Spain, July 1970
She had caught the young woman’s eye the day
before. By the swimming pool. The
little boy was in a foul mood, still unsteady on
his feet and determined to defy his mother.
But it didn’t matter. She had already
decided. He was the one.
His mother’s smile was strained. ‘He’s
hungry. He’s always bad tempered when he’s
hungry. His brother’s just the same.’
‘We can all be a bit grumpy when we need to
eat.’ It was almost a defence, as if she was
empathising with him already. His mother
would remember the conversation for the rest of
her life. And always wonder.
It was midday then, and across a sun-burnished bay
the jumble of white, red-roofed buildings that
clustered around the church was reflected in
Now, just two hours after sunset, it was moonlight
that spilled across its mirrored surface, seen in
a backward glance from where the dark hills folded
one upon the other, before the Mediterranean
disappeared from view. Yesterday’s calm
anticipation had been replaced by fear verging on
panic. The blood, sticky and dark, was
everywhere. On her hands, on the steering
wheel. A careless moment, the razor- sharp
edge of a freshly cut fingernail. A sleepy
hand that grazed her cheek as it reached out to
grasp her neck.
From the darkened terrace she had seen his parents
in the light of the restaurant on the far side of
the pool. Wine and laughter. Her
whispered words of reassurance to the boy were
superfluous. He was asleep already, his
bloody panda left lying on the bedroom floor where
The road wound down in hairpin turns into the dark
of the pine forest, gnarled roots searching among
the stones of ancient terraces for a hold on the
world, their parasol canopies like clouds shading
them from a startling moon.
With the lights of Llança receding in her rearview
mirror, the route north made its tortuous way
around successive headlands, affording only
occasional glimpses of the sea. Then, below,
the floodlit railway junction at Portbou, massive
lifting gear straddling a confluence of
tracks. A change of gauge before crossing an
invisible line beyond which everything would
change. Language, culture. The
future. The past.
The French frontier stood at the end of a long
climb out of the town. It was the moment she
had feared most. There was no one on the
Spanish side. A light burned in the
customs post, but there was no sign of life.
The barrier was down at the French douane. A
sleepy immigration officer looked up from his desk
behind sliding glass as she drew to a halt.
She fumbled for her passport with bloody
fingers. What would she tell him? If
she showed him her card then he would remember her
for sure when the alarm was raised. But he
didn’t even look. He lifted the barrier and
waved her through. He would never see the
blood or her card, or register her face, or see
the baby boy asleep in a cot on the back seat.
She was through. It was done.

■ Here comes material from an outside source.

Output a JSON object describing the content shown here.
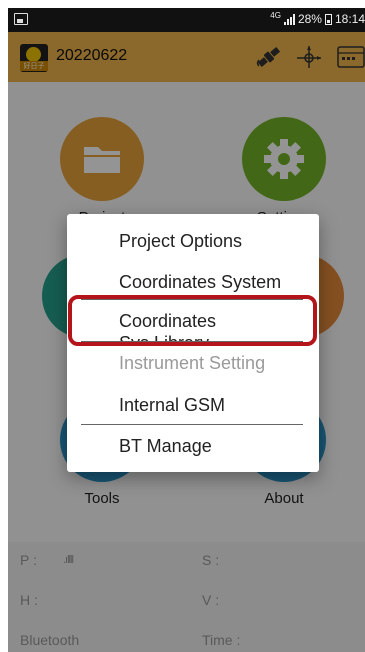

Only the
future lay ahead.
Ninety minutes later she drove past the entrance
to the commando training fort on the hill, a
narrow road beneath twisting vines in brilliant

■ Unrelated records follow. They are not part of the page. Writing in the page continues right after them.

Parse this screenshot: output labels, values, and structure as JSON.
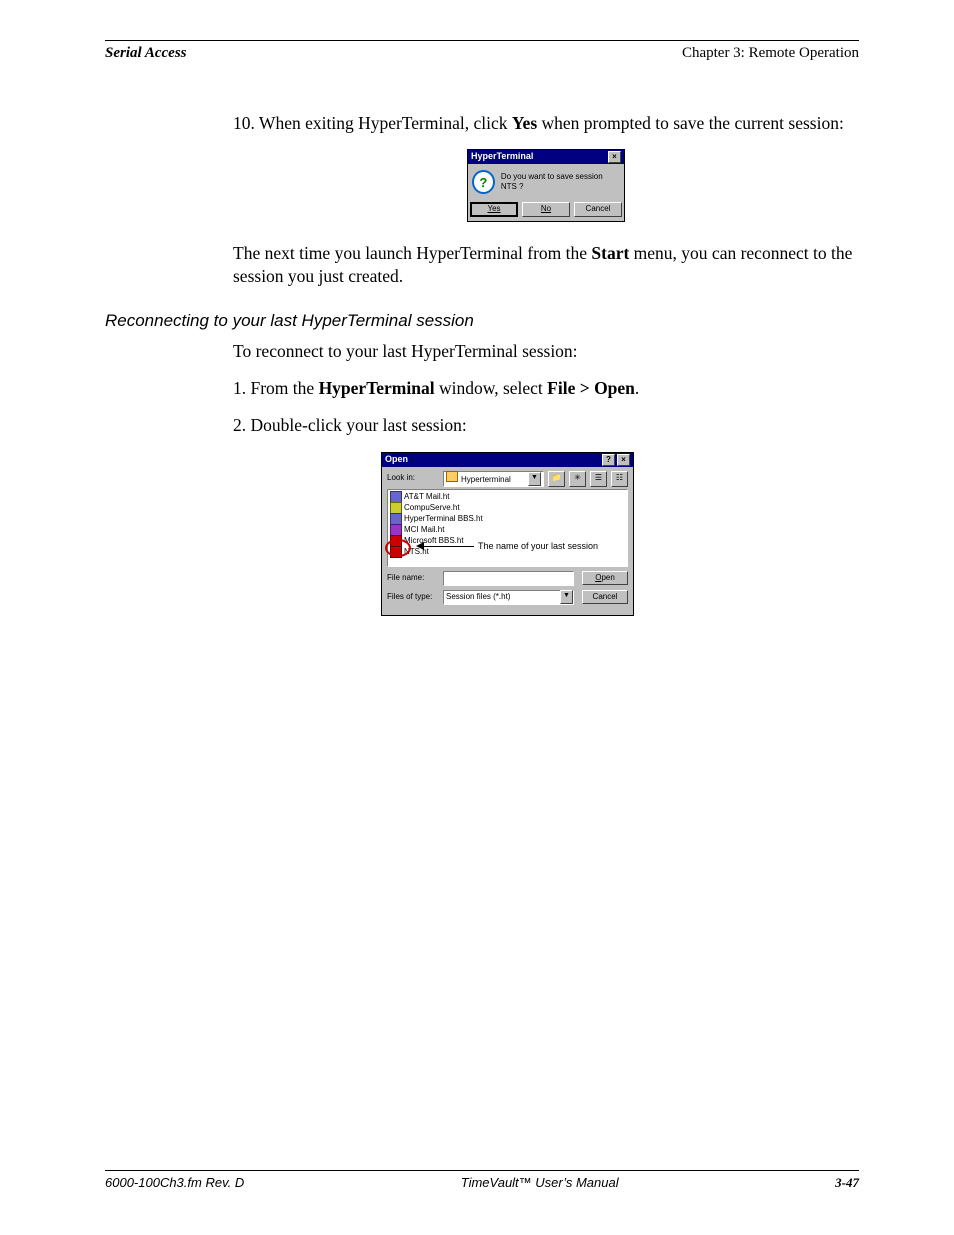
{
  "header": {
    "left": "Serial Access",
    "right": "Chapter 3: Remote Operation"
  },
  "step10": {
    "num": "10.",
    "text_before": " When exiting HyperTerminal, click ",
    "bold1": "Yes",
    "text_after": " when prompted to save the current session:"
  },
  "dlg1": {
    "title": "HyperTerminal",
    "question": "Do you want to save session NTS ?",
    "yes": "Yes",
    "no": "No",
    "cancel": "Cancel"
  },
  "para_next": {
    "t1": "The next time you launch HyperTerminal from the ",
    "b1": "Start",
    "t2": " menu, you can reconnect to the session you just created."
  },
  "subhead": "Reconnecting to your last HyperTerminal session",
  "para_intro": "To reconnect to your last HyperTerminal session:",
  "step1": {
    "num": "1.",
    "t1": " From the ",
    "b1": "HyperTerminal",
    "t2": " window, select ",
    "b2": "File > Open",
    "t3": "."
  },
  "step2": {
    "num": "2.",
    "text": " Double-click your last session:"
  },
  "dlg2": {
    "title": "Open",
    "lookin_label": "Look in:",
    "lookin_value": "Hyperterminal",
    "files": [
      "AT&T Mail.ht",
      "CompuServe.ht",
      "HyperTerminal BBS.ht",
      "MCI Mail.ht",
      "Microsoft BBS.ht",
      "NTS.ht"
    ],
    "annotation": "The name of your last session",
    "filename_label": "File name:",
    "filename_value": "",
    "filetype_label": "Files of type:",
    "filetype_value": "Session files (*.ht)",
    "open_btn": "Open",
    "cancel_btn": "Cancel"
  },
  "footer": {
    "left": "6000-100Ch3.fm  Rev. D",
    "center": "TimeVault™ User’s Manual",
    "right": "3-47"
  }
}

flower, mired still in the shadow of night, and
parked her car next to the little stone cottage
that sat on the edge of the cliffs. She was
home. And with child. And would spend
the next sixteen years raising a killer.